So before the move, I found this old, fake wood breadbox at the flea market for $5. Pretty solid box, but it had a gross sticker on he front, peeling off, and some nasty glue residue. There were also spots where the veneer was scratched or rubbing away. In general, it look kind of dirty and dated, but definitely saw the potential in this piece.
My kitchen redesign is black and white, so made the bread box to match. First it needed 2 solid coats of the rust-oleum spray paint. I love using this brand of double coverage spray. It works on all materials, especially love that it won’t scrape or flake off of plastics and metals. I still like to use two coats of paint to get a smooth, even coverage.
Next I let the paint dry for a while. It will be dry to the touch pretty quickly, but the paint really need to dry and set before sticking things to it. I actually let it dry over night with the bread box door open to get rid of the fresh paint smell inside as well.
Inside the box I measured the bottom and cut a piece of contact paper to fit. When applying it, start from one edge and pull the backing off as you slowly smooth the contact paper down. If you get a small bubble, take a needle and poke a hole in it and then smooth the bubble down.
The front details I cut out of vinyl with my silhouette cameo. Click here to download the cutter file for “bread” and the stripes. To cut out the vinyl, I set my blade to 2 and cut on the silhouette brand vinyl without a cutting mat.
Once cut on the silhouette, you’ll want to trim the vinyl right around the edges of your design, then remove the extra vinyl around the outside of the designs. When applying my vinyl letters, I removed the excess vinyl around the design, and stuck it to the sticky side of the mounting paper. The vinyl letters will peel off their backing and have the sticky side open to press onto the bread box. Then I ran my scrapper over the whole design, and removed the sticky paper. YAY! the vinyl is on the breadbox. I then repeated that with the strips, making sure both are centered onto the piece.

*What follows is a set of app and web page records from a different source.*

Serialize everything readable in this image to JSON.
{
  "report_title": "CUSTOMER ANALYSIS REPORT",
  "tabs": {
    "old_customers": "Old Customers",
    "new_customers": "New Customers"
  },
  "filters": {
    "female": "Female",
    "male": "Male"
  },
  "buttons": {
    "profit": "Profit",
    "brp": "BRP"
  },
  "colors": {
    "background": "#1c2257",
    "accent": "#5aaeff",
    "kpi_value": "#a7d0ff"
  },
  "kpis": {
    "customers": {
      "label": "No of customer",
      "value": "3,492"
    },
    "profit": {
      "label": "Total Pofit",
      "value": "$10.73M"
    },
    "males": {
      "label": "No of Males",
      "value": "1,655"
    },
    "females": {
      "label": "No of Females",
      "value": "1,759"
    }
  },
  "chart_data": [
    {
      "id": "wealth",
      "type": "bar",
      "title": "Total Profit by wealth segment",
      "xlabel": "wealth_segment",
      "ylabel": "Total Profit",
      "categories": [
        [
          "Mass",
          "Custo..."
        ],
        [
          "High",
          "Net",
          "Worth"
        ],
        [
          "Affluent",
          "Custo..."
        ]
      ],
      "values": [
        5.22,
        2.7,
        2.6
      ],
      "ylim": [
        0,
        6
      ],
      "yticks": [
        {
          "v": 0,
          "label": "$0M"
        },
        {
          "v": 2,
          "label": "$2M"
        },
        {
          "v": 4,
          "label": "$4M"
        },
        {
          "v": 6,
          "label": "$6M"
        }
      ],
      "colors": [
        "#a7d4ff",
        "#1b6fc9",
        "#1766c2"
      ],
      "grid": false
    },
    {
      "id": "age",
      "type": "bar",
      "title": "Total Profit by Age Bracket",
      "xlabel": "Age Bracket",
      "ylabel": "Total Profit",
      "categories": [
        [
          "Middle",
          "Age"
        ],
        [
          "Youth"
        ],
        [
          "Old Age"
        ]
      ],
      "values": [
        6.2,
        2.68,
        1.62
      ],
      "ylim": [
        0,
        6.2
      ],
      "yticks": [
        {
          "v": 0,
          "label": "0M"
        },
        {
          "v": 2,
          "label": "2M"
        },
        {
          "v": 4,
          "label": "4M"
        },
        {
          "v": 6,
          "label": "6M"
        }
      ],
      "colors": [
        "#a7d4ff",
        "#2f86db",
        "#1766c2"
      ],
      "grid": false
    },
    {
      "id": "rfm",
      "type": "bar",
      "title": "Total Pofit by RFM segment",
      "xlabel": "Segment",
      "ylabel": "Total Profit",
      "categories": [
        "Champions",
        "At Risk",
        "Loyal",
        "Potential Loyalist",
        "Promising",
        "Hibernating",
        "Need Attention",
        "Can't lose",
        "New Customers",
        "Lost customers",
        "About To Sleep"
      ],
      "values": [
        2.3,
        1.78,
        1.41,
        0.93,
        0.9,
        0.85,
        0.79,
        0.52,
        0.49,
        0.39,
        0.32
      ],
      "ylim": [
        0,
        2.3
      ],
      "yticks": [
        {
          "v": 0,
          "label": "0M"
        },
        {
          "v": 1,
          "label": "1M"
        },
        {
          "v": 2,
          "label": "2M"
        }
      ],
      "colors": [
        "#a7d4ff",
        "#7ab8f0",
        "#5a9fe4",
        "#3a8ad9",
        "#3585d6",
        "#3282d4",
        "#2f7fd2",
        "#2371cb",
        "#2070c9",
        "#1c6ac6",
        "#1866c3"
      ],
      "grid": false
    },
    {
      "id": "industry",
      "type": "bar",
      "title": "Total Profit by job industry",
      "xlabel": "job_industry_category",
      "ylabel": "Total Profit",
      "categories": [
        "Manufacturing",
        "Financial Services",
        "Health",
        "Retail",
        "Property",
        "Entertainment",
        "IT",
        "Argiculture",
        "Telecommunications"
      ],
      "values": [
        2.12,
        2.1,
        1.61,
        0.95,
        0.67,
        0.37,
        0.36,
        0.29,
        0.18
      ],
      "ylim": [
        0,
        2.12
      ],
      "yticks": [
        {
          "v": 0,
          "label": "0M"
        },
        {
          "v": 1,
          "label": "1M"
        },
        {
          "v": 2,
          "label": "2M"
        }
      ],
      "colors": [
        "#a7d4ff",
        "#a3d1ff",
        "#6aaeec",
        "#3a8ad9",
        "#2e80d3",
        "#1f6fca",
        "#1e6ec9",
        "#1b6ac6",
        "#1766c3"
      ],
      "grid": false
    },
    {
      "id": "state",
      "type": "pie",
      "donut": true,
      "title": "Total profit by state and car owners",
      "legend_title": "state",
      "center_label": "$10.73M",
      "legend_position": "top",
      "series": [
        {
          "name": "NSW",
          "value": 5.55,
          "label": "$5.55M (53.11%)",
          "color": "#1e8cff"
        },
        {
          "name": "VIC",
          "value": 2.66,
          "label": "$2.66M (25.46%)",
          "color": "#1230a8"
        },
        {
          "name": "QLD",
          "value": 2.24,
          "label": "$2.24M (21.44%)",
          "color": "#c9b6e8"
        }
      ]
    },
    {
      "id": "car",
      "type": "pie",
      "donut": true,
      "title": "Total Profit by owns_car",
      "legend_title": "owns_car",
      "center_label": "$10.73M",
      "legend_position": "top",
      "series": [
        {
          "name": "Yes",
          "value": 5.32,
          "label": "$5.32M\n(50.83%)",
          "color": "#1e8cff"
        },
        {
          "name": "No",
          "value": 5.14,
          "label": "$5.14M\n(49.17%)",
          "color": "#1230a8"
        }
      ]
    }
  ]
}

With a little bit of spray paint and vinyl, this old and beat-up breadbox was up-cycled into a modern and clean design. What’s your latest up-cycle project? I’d love to hear about them!